Moreover, the report is expected to present the relationship between conflict and climate change in Africa as a complex and interlinked issue, with far-reaching consequences for both human security and the environment. Putting this into perspective, the report may highlight on best practices in terms of innovative mechanisms to address climate-related security risks, early warning systems and cross-sectoral cooperation at national and regional levels. It is also expected that the report will provide recommendations pertaining to financing, governance, coordination and partnership.

Building on its decision from its 1114th session and the initiative of the COP27 presidency on having the peace and security dimension into the agenda of the COP processes, the PSC may call for climate and security as one of the thematic areas in COP policy processes and request the AU and its member states to ensure that the security dimension is also fully integrated across the mitigation, adaptation, financing, loss and damage and transition streams of the COP.

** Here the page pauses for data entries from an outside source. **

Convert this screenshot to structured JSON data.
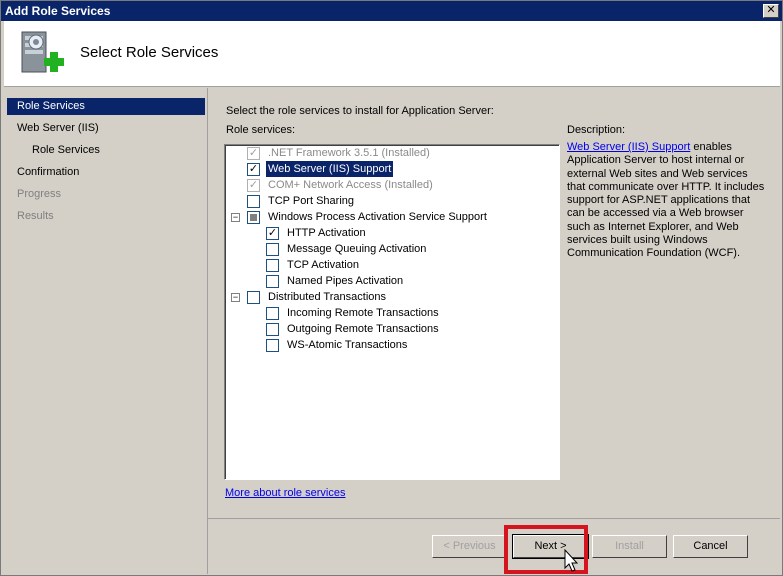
{
  "window": {
    "title": "Add Role Services",
    "close_glyph": "✕"
  },
  "header": {
    "title": "Select Role Services",
    "icon": "server-plus-icon"
  },
  "nav": {
    "items": [
      {
        "label": "Role Services",
        "active": true
      },
      {
        "label": "Web Server (IIS)",
        "active": false
      },
      {
        "label": "Role Services",
        "active": false
      },
      {
        "label": "Confirmation",
        "active": false
      },
      {
        "label": "Progress",
        "active": false
      },
      {
        "label": "Results",
        "active": false
      }
    ]
  },
  "main": {
    "intro": "Select the role services to install for Application Server:",
    "role_services_label": "Role services:",
    "tree": [
      {
        "label": ".NET Framework 3.5.1  (Installed)",
        "checked": true,
        "disabled": true
      },
      {
        "label": "Web Server (IIS) Support",
        "checked": true,
        "selected": true
      },
      {
        "label": "COM+ Network Access  (Installed)",
        "checked": true,
        "disabled": true
      },
      {
        "label": "TCP Port Sharing",
        "checked": false
      },
      {
        "label": "Windows Process Activation Service Support",
        "checked": false,
        "partial": true,
        "expander": "−"
      },
      {
        "label": "HTTP Activation",
        "checked": true
      },
      {
        "label": "Message Queuing Activation",
        "checked": false
      },
      {
        "label": "TCP Activation",
        "checked": false
      },
      {
        "label": "Named Pipes Activation",
        "checked": false
      },
      {
        "label": "Distributed Transactions",
        "checked": false,
        "expander": "−"
      },
      {
        "label": "Incoming Remote Transactions",
        "checked": false
      },
      {
        "label": "Outgoing Remote Transactions",
        "checked": false
      },
      {
        "label": "WS-Atomic Transactions",
        "checked": false
      }
    ],
    "description_label": "Description:",
    "description_link": "Web Server (IIS) Support",
    "description_text": " enables Application Server to host internal or external Web sites and Web services that communicate over HTTP. It includes support for ASP.NET applications that can be accessed via a Web browser such as Internet Explorer, and Web services built using Windows Communication Foundation (WCF).",
    "more_link": "More about role services"
  },
  "footer": {
    "previous": "< Previous",
    "next": "Next >",
    "install": "Install",
    "cancel": "Cancel"
  },
  "colors": {
    "selection": "#0a246a",
    "highlight_box": "#d4141e"
  }
}
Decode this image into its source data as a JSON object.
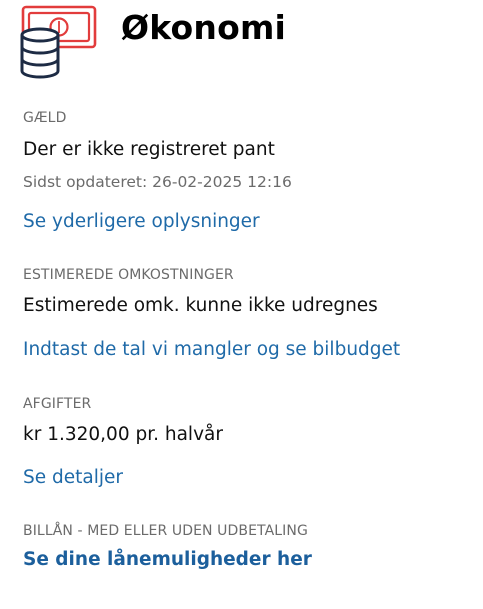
{
  "header": {
    "title": "Økonomi",
    "icon": "money-icon"
  },
  "colors": {
    "accent_red": "#e23c3c",
    "navy": "#1d2b44",
    "link_blue": "#1f6aa8",
    "label_gray": "#6b6b6b"
  },
  "sections": {
    "debt": {
      "label": "GÆLD",
      "value": "Der er ikke registreret pant",
      "updated": "Sidst opdateret: 26-02-2025 12:16",
      "link": "Se yderligere oplysninger"
    },
    "costs": {
      "label": "ESTIMEREDE OMKOSTNINGER",
      "value": "Estimerede omk. kunne ikke udregnes",
      "link": "Indtast de tal vi mangler og se bilbudget"
    },
    "fees": {
      "label": "AFGIFTER",
      "value": "kr 1.320,00 pr. halvår",
      "link": "Se detaljer"
    },
    "loan": {
      "label": "BILLÅN - MED ELLER UDEN UDBETALING",
      "link": "Se dine lånemuligheder her"
    }
  }
}
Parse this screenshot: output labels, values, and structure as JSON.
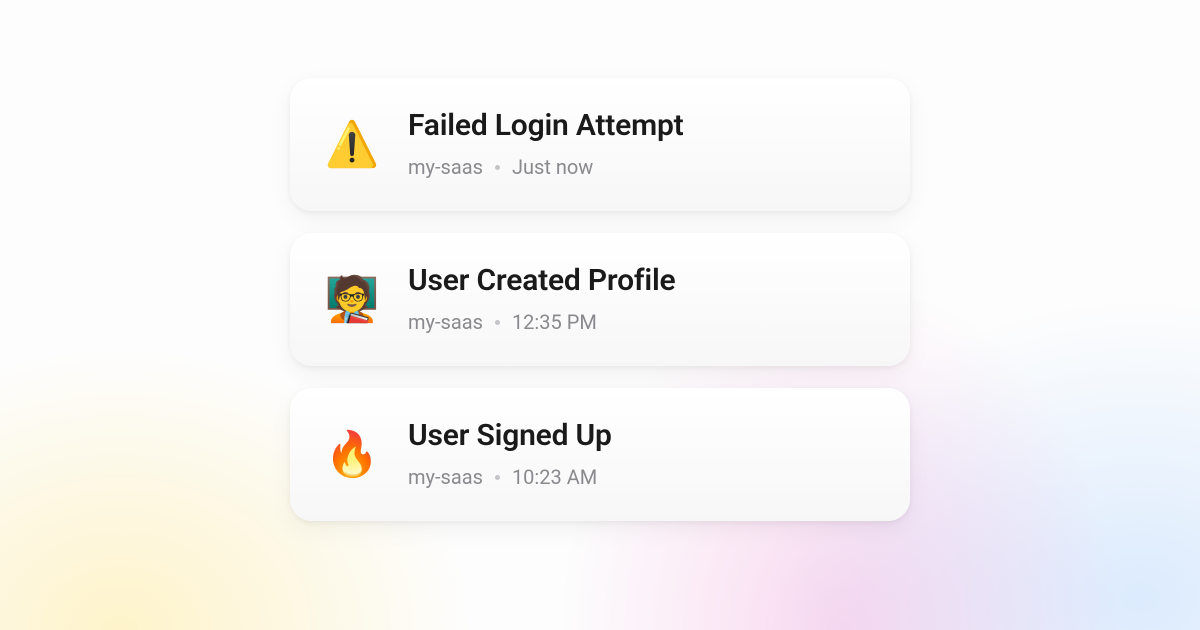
{
  "events": [
    {
      "icon": "⚠️",
      "icon_name": "warning-icon",
      "title": "Failed Login Attempt",
      "source": "my-saas",
      "time": "Just now"
    },
    {
      "icon": "🧑‍🏫",
      "icon_name": "teacher-icon",
      "title": "User Created Profile",
      "source": "my-saas",
      "time": "12:35 PM"
    },
    {
      "icon": "🔥",
      "icon_name": "fire-icon",
      "title": "User Signed Up",
      "source": "my-saas",
      "time": "10:23 AM"
    }
  ]
}
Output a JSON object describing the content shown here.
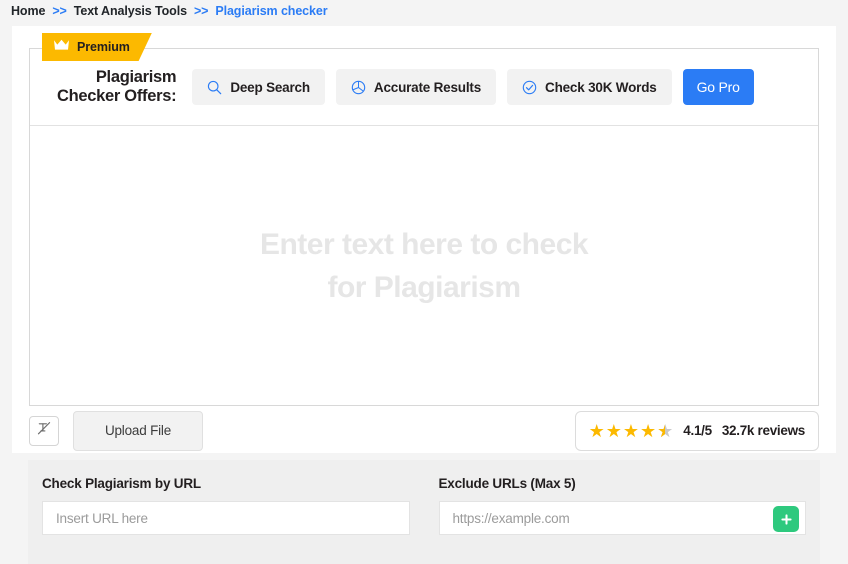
{
  "breadcrumb": {
    "items": [
      {
        "label": "Home",
        "current": false
      },
      {
        "label": "Text Analysis Tools",
        "current": false
      },
      {
        "label": "Plagiarism checker",
        "current": true
      }
    ],
    "separator": ">>"
  },
  "premium": {
    "label": "Premium",
    "icon": "crown-icon",
    "color": "#fcb900"
  },
  "offers": {
    "title": "Plagiarism\nChecker Offers:",
    "features": [
      {
        "label": "Deep Search",
        "icon": "magnifier-icon"
      },
      {
        "label": "Accurate Results",
        "icon": "pie-chart-icon"
      },
      {
        "label": "Check 30K Words",
        "icon": "check-circle-icon"
      }
    ],
    "cta": {
      "label": "Go Pro",
      "color": "#2b7cf5"
    }
  },
  "editor": {
    "placeholder": "Enter text here to check\nfor Plagiarism",
    "value": ""
  },
  "toolbar": {
    "format_icon": "text-format-icon",
    "upload_label": "Upload File"
  },
  "rating": {
    "stars_filled": 4,
    "stars_half": 1,
    "stars_total": 5,
    "score": "4.1/5",
    "reviews": "32.7k reviews",
    "star_color": "#fcb900"
  },
  "url_section": {
    "check_by_url": {
      "label": "Check Plagiarism by URL",
      "placeholder": "Insert URL here",
      "value": ""
    },
    "exclude_urls": {
      "label": "Exclude URLs (Max 5)",
      "placeholder": "https://example.com",
      "value": "",
      "add_button": {
        "icon": "plus-icon",
        "color": "#2ec97e"
      }
    }
  }
}
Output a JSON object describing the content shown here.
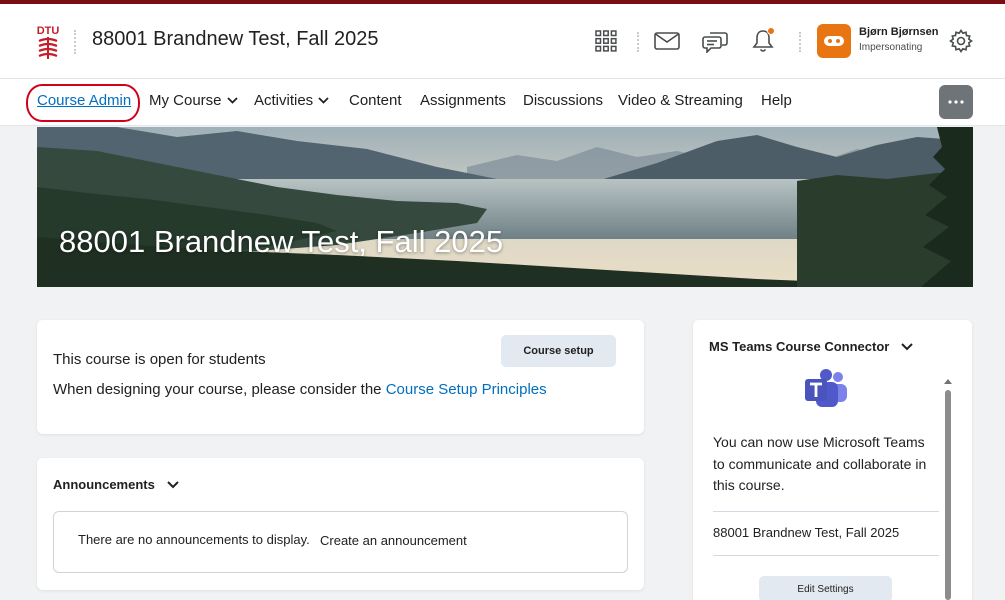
{
  "header": {
    "logo_text": "DTU",
    "course_title": "88001 Brandnew Test, Fall 2025",
    "icons": [
      "waffle-grid-icon",
      "email-icon",
      "chat-icon",
      "bell-icon",
      "gear-icon"
    ],
    "notification_color": "#e87511",
    "user": {
      "name": "Bjørn Bjørnsen",
      "role": "Impersonating",
      "avatar_color": "#e87511"
    }
  },
  "nav": {
    "items": [
      {
        "label": "Course Admin",
        "active": true
      },
      {
        "label": "My Course",
        "has_dropdown": true
      },
      {
        "label": "Activities",
        "has_dropdown": true
      },
      {
        "label": "Content"
      },
      {
        "label": "Assignments"
      },
      {
        "label": "Discussions"
      },
      {
        "label": "Video & Streaming"
      },
      {
        "label": "Help"
      }
    ],
    "more_icon": "ellipsis-icon",
    "accent_color": "#006fbf",
    "highlight_color": "#d0021b"
  },
  "banner": {
    "title": "88001 Brandnew Test, Fall 2025"
  },
  "setup_card": {
    "button_label": "Course setup",
    "status_text": "This course is open for students",
    "principles_prefix": "When designing your course, please consider the ",
    "principles_link": "Course Setup Principles"
  },
  "announcements": {
    "title": "Announcements",
    "empty_text": "There are no announcements to display.",
    "create_link": "Create an announcement"
  },
  "teams_widget": {
    "title": "MS Teams Course Connector",
    "icon": "ms-teams-icon",
    "description_lines": [
      "You can now use Microsoft Teams",
      "to communicate and collaborate in",
      "this course."
    ],
    "course_link": "88001 Brandnew Test, Fall 2025",
    "button_label": "Edit Settings"
  }
}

The outcome of the session is expected to be a communique. The PSC is expected to commend the chairperson for the Study on the nexus between climate change and peace and security in Africa. The PSC may request that climate sensitive analysis is used for all AU peace and security initiatives across the African Peace and Security Architecture to ensure that such initiatives are tailored to address the implications of climate change. Council may also request the AU Commission to develop a Common African Position (CAP) on the nexus between climate change, peace and security based on the study of the Chairperson for the forthcoming COP 28 in United Arab Emirate (UAE), planned for November 2023. In light of this, The PSC may emphasize the importance of Member States presenting a unified position at global forums, guided by the Committee of African Heads of States and Governments on Climate Change (CAHOSCC) and the African Ministerial Conference on Environment (AMCEN). In this regard, the PSC may also express its support to the African Group of Negotiators (AGN) in advancing Africa’s priorities in climate change negotiations and promoting comprehensive and effective responses to climate change impacts at the national, regional, and continental levels. Additionally, the PSC may underscore the importance of accelerating the implementation of the AU Climate Change and Resilience Development Strategy and Action Plan. The PSC may further underscore the importance for the AU to support the efforts of Member States to enhance their national intervention for climate change resilience, mitigation and adaptation including through building early warning, preparedness and response capacities. The PSC may also draw attention to mobilizing targeted intervention for building resilience for the most vulnerable regions of the continent such as Sahel and Horn of Africa in key social and economic sectors such as agriculture and rural economy.